Today I learned that China is blocking TLS 1.3 connections that use the new ESNI standard. ESNI stands for “Encrypted Server Name Indication” and is part of experimental TLS 1.3 features. Other TLS version such as 1.2 use SNI to identify what certificate a client requests. What this means is, even while the entire communication between the server and the client is encrypted, during the initial handshake, the client sends the expected server certificate name in cleartext. This allows Firewalls and other middle boxes to snoop on those names and detect suspicious domains. This is often used to block those connections. ESNI encrypts those names during the initial connections as well and this way prevents this snooping. This means, for the first time, the TLS connection itself doesn’t provide any useful Meta-information about the target of the connection. China doesn’t seem to like that as it would allow any host to easily proxy all kinds of connections with no way for the “Great Firewall” to apply their block lists except of IP addresses.
I came across this while reading this ZDNet article from today that talks about the topic. I highly recommend to work towards those standards as more adoption prevents such behaviour by governments.

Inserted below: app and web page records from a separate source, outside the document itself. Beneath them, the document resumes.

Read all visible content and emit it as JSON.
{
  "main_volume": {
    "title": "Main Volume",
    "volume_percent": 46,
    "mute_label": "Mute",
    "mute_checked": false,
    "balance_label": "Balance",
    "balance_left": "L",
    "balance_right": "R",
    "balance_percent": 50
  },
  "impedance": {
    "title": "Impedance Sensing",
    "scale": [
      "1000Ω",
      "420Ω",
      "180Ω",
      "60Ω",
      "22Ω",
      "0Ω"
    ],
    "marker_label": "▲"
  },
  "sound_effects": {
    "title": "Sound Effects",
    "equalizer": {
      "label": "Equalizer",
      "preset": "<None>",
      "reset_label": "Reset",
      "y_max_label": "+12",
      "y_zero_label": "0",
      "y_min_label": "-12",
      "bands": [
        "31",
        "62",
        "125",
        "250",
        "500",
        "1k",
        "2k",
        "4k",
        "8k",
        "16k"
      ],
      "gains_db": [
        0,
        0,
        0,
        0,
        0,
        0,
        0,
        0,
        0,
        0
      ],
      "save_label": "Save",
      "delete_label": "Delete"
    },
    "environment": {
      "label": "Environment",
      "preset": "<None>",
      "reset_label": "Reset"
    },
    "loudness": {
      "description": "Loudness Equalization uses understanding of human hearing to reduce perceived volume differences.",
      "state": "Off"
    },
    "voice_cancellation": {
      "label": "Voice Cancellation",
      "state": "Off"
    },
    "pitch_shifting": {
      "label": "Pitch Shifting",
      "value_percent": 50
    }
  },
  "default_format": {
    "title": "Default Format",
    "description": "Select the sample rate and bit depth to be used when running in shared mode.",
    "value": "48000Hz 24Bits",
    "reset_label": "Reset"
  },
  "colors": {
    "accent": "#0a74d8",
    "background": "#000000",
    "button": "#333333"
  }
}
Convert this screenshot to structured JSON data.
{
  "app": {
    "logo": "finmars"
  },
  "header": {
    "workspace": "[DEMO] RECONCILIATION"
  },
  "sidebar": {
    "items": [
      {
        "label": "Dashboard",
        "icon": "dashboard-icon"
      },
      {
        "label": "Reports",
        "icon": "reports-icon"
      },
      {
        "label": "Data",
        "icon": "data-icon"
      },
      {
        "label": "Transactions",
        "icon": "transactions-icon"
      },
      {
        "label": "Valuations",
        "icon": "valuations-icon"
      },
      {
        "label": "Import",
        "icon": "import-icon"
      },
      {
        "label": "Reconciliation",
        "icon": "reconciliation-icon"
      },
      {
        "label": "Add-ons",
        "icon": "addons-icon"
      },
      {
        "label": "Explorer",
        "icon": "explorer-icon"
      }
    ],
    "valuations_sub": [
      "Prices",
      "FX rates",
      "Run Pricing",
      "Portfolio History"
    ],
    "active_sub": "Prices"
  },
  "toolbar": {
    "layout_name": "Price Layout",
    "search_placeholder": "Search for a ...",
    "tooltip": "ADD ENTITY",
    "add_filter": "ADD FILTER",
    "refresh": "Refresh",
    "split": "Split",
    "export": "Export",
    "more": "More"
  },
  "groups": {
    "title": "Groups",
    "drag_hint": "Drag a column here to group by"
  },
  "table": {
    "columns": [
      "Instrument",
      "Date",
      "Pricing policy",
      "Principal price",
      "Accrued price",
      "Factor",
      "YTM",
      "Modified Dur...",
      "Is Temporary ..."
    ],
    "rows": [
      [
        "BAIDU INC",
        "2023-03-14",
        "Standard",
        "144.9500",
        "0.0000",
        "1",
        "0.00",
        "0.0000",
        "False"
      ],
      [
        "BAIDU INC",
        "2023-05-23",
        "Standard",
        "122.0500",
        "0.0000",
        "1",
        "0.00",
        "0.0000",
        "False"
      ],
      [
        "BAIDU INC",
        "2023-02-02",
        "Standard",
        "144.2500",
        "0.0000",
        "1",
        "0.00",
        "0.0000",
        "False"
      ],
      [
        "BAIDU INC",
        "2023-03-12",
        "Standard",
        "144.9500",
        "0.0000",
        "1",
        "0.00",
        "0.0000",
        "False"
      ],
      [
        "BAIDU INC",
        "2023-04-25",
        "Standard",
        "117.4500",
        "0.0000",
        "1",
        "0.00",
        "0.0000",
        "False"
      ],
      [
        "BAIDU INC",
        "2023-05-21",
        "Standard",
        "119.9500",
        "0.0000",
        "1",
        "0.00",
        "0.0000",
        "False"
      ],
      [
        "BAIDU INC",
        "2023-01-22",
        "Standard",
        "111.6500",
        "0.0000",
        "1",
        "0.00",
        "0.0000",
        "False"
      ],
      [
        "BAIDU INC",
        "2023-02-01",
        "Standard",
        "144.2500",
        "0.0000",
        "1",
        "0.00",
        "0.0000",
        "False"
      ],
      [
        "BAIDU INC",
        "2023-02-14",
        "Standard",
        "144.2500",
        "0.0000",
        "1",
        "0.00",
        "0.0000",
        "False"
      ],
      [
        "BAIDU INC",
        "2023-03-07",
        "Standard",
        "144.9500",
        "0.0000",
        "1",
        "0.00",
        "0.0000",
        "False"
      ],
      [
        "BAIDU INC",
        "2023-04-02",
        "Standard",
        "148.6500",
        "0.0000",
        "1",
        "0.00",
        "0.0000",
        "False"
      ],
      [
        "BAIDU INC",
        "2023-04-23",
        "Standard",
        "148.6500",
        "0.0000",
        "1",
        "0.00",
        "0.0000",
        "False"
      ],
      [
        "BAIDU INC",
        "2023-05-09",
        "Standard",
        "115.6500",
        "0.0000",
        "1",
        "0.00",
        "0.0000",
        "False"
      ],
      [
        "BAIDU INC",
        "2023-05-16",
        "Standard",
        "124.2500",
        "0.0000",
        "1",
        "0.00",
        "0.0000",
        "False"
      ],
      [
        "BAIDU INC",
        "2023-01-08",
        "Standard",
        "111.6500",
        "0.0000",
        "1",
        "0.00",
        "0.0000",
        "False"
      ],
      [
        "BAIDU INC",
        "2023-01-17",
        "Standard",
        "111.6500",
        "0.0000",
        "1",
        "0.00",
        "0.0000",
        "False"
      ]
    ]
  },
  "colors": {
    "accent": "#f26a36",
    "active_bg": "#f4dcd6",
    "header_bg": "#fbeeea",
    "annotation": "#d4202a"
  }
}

Obviously it has also implications on IT-Security mechanisms within companies but those can be solved in other ways than sniffing on TLS client hellos.